Page and application data records >>
____________
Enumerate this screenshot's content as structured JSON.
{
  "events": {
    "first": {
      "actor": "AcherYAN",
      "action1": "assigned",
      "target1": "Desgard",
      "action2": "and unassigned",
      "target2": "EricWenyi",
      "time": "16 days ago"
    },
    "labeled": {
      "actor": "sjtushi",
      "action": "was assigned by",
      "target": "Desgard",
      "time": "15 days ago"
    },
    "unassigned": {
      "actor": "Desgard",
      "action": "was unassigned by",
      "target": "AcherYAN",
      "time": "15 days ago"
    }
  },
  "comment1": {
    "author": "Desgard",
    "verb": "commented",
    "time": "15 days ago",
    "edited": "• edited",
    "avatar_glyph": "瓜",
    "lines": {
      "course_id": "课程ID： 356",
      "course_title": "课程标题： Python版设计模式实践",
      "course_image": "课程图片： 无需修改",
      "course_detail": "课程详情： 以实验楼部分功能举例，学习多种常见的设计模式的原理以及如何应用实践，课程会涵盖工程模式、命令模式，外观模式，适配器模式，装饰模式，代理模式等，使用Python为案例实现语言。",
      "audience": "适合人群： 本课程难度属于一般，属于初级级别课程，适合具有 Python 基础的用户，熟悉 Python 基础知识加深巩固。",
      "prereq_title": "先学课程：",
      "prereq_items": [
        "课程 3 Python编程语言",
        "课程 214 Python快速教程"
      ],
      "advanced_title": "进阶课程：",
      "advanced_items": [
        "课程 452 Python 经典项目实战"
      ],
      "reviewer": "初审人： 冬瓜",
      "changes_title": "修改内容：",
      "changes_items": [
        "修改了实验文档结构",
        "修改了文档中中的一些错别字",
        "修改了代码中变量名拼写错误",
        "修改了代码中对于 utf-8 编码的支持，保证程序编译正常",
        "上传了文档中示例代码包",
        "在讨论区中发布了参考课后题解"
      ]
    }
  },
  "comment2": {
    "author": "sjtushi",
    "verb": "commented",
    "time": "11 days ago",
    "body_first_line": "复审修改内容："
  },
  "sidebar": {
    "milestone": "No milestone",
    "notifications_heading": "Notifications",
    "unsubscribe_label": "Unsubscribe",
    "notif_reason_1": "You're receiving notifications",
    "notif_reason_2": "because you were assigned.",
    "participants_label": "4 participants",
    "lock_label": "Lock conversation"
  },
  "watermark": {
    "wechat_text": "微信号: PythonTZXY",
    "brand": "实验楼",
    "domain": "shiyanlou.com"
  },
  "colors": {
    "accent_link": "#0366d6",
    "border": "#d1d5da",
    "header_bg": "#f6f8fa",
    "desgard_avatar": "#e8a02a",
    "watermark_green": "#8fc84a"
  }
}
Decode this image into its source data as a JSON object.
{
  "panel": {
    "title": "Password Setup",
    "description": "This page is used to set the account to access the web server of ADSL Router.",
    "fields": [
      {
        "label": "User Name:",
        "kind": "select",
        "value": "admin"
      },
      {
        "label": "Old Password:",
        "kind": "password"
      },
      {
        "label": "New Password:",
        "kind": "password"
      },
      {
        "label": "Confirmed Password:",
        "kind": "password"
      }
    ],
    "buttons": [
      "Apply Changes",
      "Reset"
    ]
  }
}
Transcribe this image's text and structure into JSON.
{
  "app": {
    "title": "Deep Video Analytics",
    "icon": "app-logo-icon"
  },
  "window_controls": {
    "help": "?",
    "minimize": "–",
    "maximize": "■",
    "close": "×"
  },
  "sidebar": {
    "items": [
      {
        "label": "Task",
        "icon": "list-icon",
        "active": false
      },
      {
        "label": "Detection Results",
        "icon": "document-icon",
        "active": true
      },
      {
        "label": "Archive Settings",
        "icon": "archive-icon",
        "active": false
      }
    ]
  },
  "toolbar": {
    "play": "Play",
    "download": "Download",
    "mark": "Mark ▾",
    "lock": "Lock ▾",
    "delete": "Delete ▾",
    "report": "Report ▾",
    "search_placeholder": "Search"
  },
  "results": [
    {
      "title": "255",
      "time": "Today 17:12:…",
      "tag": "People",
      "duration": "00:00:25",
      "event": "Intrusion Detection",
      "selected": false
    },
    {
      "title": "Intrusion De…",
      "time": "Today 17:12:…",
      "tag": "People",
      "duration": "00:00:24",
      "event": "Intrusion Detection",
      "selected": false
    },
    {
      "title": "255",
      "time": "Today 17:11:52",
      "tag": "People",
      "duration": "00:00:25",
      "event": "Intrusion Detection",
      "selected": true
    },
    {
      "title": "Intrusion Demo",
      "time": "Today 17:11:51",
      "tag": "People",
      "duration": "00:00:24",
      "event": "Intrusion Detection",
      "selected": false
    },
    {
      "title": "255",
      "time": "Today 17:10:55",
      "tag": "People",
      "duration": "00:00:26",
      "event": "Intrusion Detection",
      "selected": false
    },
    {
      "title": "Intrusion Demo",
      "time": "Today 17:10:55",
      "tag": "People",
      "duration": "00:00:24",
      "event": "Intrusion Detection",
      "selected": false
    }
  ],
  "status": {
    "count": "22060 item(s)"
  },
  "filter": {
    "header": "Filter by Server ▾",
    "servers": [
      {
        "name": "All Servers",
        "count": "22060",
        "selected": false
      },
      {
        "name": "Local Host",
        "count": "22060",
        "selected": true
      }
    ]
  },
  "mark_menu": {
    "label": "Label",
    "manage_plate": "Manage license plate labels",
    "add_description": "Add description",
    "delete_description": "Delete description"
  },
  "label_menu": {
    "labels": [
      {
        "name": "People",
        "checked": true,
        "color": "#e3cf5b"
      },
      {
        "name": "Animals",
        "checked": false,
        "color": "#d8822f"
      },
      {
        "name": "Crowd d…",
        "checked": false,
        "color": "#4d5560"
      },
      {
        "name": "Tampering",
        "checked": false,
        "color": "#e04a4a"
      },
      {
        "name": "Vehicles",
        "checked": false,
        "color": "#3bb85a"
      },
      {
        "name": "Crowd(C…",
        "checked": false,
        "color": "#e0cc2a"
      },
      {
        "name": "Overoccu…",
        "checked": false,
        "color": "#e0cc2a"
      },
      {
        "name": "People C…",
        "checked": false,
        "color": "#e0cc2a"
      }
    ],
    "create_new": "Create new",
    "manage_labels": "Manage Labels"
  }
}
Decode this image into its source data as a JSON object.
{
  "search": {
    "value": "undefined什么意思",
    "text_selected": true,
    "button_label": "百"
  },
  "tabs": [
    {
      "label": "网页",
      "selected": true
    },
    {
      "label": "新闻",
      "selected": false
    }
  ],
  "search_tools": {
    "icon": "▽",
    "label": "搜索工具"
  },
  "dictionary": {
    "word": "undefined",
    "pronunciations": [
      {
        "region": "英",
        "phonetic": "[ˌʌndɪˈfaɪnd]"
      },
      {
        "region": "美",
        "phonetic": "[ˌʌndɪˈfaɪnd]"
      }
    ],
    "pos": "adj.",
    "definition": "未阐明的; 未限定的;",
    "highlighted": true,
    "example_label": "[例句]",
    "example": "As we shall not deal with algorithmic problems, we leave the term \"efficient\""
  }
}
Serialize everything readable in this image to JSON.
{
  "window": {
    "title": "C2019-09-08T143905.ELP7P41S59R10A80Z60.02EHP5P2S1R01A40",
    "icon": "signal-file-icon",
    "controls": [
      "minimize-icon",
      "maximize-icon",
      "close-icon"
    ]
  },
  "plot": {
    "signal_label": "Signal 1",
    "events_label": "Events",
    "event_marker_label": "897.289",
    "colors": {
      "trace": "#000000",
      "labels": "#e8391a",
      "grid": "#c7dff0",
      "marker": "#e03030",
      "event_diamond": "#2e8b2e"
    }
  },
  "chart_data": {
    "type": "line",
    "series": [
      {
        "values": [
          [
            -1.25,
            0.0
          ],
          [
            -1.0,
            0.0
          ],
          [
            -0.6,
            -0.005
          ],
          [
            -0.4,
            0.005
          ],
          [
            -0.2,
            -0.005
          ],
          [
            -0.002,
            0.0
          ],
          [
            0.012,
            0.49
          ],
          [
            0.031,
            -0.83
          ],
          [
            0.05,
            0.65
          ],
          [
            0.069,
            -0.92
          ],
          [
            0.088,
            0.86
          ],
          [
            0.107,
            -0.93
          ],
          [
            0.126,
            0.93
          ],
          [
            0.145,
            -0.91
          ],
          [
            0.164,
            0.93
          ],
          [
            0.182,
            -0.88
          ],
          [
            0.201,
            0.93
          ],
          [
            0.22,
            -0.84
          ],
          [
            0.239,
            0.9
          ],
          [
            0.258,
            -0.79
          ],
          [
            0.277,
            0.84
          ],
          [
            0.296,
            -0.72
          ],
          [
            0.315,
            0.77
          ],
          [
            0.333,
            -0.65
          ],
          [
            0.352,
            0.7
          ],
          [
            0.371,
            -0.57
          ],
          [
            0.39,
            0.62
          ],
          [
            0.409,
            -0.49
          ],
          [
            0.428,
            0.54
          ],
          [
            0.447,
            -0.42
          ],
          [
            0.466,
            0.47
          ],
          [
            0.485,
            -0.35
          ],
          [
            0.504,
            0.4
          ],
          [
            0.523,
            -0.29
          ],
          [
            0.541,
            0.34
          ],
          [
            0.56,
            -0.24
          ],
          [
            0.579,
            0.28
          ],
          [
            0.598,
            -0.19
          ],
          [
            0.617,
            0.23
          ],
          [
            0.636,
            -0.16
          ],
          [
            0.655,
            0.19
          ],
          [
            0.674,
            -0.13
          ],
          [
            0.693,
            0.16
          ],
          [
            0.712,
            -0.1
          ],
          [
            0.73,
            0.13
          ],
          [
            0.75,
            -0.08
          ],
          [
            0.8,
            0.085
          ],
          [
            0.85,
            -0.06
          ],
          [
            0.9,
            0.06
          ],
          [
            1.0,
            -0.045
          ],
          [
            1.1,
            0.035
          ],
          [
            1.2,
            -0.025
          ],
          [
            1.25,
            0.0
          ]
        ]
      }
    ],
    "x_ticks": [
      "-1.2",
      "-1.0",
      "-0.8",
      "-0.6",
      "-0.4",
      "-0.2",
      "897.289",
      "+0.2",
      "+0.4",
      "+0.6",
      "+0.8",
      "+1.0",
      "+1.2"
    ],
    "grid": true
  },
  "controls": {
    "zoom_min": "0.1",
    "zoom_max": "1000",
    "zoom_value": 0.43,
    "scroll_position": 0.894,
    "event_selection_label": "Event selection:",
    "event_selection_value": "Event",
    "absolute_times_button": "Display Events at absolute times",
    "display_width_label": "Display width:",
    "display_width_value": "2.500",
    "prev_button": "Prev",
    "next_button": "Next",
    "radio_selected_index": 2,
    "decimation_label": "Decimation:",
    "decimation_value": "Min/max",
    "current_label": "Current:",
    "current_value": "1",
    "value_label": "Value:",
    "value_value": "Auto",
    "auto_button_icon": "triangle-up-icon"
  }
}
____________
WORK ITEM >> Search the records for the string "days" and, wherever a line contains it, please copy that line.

SOLUTION TO THIS EXERCISE >>
      "time": "16 days ago"
      "time": "15 days ago"
      "time": "15 days ago"
    "time": "15 days ago",
    "time": "11 days ago",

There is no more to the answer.